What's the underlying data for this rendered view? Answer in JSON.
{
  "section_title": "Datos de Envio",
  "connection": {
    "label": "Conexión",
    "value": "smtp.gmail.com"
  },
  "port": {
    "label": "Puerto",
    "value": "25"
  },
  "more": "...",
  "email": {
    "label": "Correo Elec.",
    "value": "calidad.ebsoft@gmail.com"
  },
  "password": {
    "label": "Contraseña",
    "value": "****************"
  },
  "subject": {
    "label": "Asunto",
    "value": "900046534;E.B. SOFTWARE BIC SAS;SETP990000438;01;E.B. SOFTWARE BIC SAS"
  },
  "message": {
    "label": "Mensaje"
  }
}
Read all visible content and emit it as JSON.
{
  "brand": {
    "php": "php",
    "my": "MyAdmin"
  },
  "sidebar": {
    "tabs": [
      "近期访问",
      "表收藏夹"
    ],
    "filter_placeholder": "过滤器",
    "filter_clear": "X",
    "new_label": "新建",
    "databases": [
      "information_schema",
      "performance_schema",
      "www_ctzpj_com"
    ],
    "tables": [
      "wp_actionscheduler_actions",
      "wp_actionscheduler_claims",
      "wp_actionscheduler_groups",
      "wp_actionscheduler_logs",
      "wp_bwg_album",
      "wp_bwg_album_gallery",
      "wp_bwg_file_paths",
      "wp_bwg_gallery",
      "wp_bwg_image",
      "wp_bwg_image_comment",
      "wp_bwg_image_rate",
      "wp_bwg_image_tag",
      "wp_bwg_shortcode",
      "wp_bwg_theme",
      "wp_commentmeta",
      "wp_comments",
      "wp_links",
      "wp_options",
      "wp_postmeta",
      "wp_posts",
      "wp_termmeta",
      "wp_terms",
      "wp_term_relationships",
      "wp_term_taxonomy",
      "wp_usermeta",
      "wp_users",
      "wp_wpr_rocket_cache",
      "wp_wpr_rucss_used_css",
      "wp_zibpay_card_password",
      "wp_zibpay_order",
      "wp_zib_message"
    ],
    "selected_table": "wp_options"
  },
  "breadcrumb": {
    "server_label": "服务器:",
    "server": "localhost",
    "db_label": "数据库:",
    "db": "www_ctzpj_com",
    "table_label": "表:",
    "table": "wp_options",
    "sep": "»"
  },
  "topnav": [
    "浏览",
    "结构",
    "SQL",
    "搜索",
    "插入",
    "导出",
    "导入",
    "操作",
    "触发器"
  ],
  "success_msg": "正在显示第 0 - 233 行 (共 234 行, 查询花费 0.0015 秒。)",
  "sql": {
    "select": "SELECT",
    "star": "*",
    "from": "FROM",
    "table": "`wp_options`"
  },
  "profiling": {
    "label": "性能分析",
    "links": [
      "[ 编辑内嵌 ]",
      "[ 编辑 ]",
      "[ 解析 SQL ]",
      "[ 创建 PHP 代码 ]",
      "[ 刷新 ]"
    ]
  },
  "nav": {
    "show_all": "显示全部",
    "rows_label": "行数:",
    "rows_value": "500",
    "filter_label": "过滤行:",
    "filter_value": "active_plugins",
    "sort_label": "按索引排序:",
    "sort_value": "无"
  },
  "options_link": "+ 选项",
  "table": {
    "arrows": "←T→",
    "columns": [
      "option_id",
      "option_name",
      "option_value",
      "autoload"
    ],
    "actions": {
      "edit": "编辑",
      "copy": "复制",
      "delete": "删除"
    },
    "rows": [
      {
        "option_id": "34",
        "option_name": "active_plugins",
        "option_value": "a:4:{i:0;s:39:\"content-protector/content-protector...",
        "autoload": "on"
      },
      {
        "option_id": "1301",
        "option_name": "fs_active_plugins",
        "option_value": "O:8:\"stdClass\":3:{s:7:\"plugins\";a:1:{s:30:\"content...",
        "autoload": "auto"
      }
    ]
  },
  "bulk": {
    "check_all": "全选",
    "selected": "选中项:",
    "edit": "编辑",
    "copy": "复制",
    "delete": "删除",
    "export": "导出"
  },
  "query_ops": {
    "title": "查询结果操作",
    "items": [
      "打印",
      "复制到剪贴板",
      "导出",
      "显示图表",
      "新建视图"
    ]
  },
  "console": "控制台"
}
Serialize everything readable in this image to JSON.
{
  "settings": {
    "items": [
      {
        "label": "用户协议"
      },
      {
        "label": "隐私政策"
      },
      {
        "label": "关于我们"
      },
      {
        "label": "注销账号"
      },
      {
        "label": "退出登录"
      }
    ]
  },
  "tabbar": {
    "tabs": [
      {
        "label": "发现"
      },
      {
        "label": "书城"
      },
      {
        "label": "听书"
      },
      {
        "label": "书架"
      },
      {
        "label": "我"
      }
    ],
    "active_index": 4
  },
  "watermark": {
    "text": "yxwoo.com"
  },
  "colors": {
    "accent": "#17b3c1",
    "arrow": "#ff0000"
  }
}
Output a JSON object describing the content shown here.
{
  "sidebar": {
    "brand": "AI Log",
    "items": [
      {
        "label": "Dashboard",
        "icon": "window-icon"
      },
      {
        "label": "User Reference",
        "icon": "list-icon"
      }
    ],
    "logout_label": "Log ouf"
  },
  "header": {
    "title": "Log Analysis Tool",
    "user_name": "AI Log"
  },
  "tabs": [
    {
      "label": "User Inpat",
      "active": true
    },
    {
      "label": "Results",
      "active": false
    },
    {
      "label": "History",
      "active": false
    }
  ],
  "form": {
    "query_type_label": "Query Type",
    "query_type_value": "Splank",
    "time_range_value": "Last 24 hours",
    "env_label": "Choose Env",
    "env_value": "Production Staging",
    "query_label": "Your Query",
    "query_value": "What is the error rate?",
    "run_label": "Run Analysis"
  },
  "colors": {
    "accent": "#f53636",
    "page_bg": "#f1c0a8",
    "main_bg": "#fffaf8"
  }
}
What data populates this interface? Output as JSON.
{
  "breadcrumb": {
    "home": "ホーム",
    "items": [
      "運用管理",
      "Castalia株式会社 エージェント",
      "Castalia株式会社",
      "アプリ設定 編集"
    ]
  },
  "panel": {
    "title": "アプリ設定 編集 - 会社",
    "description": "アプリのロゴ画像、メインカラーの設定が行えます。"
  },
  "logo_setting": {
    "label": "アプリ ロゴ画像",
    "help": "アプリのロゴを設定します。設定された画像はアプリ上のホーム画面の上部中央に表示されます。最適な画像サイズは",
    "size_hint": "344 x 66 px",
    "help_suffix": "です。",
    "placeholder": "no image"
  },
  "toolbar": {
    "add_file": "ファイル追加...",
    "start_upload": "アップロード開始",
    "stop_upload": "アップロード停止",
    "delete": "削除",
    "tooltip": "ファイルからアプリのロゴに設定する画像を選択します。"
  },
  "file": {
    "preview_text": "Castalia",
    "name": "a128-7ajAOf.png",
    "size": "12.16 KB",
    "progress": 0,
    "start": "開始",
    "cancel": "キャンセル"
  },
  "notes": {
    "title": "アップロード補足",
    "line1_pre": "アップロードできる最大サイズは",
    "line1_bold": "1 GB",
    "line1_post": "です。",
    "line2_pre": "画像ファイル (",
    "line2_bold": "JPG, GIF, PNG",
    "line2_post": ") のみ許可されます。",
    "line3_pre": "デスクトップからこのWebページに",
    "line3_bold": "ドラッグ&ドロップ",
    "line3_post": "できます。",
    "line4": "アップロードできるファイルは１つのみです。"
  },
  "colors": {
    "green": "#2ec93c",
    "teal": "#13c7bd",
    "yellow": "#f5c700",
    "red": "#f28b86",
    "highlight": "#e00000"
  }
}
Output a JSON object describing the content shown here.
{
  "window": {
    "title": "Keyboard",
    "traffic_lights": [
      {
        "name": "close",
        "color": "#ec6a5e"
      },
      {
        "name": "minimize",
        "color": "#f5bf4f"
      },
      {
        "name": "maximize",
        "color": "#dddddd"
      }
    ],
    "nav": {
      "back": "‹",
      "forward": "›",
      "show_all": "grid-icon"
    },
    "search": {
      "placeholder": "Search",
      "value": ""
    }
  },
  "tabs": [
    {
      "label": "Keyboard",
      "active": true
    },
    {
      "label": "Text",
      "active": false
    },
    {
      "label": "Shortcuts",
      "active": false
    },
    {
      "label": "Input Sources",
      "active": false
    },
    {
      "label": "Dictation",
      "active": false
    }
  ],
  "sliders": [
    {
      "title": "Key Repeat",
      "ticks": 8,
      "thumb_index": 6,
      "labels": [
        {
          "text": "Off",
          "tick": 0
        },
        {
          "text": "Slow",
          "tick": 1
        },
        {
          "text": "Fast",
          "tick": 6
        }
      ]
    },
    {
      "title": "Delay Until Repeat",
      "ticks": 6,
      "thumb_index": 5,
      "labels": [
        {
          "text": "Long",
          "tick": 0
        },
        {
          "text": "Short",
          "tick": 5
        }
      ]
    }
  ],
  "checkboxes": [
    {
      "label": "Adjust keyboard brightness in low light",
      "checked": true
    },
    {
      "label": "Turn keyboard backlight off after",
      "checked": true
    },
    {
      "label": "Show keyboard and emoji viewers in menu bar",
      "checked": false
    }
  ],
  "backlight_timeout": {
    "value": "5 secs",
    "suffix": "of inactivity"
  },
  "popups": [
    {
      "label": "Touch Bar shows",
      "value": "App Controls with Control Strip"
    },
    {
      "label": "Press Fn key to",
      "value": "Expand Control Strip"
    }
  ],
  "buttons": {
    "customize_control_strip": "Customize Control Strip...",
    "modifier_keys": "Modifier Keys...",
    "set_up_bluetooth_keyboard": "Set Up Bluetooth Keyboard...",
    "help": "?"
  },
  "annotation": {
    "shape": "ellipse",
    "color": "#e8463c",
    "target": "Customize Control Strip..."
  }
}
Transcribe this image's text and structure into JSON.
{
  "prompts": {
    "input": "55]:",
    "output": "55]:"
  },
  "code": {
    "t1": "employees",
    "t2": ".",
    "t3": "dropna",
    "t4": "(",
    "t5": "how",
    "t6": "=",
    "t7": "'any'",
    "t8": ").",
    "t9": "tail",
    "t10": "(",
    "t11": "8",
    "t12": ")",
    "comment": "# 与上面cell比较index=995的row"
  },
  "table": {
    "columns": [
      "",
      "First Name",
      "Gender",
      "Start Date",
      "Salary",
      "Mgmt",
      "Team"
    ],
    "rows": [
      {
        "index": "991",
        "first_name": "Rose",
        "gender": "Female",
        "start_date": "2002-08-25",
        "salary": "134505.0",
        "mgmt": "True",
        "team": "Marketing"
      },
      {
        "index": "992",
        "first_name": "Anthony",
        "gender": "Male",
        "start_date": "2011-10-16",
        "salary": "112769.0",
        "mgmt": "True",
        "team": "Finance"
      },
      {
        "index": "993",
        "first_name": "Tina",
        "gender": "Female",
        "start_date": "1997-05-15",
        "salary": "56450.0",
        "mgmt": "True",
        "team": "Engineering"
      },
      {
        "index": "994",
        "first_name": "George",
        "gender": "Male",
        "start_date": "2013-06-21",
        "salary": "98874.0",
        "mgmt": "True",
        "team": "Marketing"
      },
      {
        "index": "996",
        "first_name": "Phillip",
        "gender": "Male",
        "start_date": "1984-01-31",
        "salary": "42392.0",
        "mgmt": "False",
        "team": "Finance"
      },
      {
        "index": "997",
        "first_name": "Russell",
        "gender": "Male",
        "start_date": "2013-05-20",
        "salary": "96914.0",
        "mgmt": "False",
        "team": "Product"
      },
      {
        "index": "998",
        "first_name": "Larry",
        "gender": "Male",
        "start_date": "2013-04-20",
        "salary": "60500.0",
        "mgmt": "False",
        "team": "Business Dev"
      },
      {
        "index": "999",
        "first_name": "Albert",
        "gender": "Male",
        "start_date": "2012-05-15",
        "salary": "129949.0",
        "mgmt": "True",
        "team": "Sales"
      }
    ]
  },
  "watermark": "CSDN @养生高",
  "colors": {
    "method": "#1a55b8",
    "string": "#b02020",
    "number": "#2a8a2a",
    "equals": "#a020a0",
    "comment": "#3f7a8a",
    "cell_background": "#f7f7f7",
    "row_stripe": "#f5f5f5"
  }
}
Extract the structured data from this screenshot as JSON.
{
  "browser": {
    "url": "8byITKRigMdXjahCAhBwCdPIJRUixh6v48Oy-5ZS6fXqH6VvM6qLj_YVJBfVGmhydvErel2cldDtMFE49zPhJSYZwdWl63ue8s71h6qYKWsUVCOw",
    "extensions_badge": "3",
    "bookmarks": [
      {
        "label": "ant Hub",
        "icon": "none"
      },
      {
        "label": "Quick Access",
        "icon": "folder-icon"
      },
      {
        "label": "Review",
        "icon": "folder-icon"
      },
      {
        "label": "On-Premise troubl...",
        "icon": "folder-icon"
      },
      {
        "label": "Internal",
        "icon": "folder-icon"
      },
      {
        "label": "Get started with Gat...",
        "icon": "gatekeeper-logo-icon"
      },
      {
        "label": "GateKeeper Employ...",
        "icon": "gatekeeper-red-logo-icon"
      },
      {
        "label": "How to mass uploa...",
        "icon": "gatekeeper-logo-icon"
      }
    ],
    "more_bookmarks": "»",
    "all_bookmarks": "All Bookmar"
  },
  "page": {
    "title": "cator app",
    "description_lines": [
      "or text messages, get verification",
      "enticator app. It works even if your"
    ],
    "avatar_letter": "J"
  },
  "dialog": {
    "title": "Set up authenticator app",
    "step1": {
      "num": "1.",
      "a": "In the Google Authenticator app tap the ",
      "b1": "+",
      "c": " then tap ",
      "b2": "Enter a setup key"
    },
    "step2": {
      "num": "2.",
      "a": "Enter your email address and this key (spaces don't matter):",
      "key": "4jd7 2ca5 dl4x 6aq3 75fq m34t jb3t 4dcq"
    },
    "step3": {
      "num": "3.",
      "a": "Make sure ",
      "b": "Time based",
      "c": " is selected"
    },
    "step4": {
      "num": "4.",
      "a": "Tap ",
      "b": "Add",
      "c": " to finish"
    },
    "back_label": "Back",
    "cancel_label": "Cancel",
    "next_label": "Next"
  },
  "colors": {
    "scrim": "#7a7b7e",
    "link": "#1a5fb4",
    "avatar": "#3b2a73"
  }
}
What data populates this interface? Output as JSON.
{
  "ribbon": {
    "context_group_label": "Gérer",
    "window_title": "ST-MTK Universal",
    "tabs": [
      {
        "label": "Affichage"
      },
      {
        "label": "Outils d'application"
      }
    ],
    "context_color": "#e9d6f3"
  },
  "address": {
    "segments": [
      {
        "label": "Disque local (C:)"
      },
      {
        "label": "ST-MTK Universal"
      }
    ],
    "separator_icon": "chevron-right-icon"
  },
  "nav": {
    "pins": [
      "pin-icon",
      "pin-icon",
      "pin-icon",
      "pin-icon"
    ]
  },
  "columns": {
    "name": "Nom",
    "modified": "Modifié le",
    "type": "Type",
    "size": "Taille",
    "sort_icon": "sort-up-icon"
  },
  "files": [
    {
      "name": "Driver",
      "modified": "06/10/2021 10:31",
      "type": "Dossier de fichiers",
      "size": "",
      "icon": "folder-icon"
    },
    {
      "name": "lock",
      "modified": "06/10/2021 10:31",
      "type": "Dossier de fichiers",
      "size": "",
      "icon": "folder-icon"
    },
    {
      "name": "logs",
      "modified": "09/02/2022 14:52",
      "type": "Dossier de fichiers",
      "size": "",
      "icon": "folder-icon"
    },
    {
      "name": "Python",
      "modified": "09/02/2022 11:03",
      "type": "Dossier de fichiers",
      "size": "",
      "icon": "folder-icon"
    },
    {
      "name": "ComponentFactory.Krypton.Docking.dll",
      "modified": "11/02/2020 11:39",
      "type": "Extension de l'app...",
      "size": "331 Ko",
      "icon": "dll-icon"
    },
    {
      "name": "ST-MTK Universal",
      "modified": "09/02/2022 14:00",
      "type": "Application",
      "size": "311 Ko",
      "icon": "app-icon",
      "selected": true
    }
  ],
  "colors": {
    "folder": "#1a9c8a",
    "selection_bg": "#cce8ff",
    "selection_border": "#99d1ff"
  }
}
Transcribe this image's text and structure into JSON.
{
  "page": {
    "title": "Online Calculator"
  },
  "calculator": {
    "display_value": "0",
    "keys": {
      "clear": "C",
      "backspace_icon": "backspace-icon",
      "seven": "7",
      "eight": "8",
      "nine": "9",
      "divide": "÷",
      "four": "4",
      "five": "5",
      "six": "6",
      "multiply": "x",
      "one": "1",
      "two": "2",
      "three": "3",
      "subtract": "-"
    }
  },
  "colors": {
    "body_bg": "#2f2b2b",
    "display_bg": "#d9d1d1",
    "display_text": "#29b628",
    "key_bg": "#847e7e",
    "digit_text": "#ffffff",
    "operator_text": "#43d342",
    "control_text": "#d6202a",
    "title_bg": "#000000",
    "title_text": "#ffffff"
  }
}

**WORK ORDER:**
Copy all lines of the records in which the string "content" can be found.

**EXPECTED ANSWER:**
Read all visible content and emit it as JSON.
        "option_value": "a:4:{i:0;s:39:\"content-protector/content-protector...",
        "option_value": "O:8:\"stdClass\":3:{s:7:\"plugins\";a:1:{s:30:\"content...",
Output a JSON object describing the content shown here.
Output a JSON object describing the content shown here.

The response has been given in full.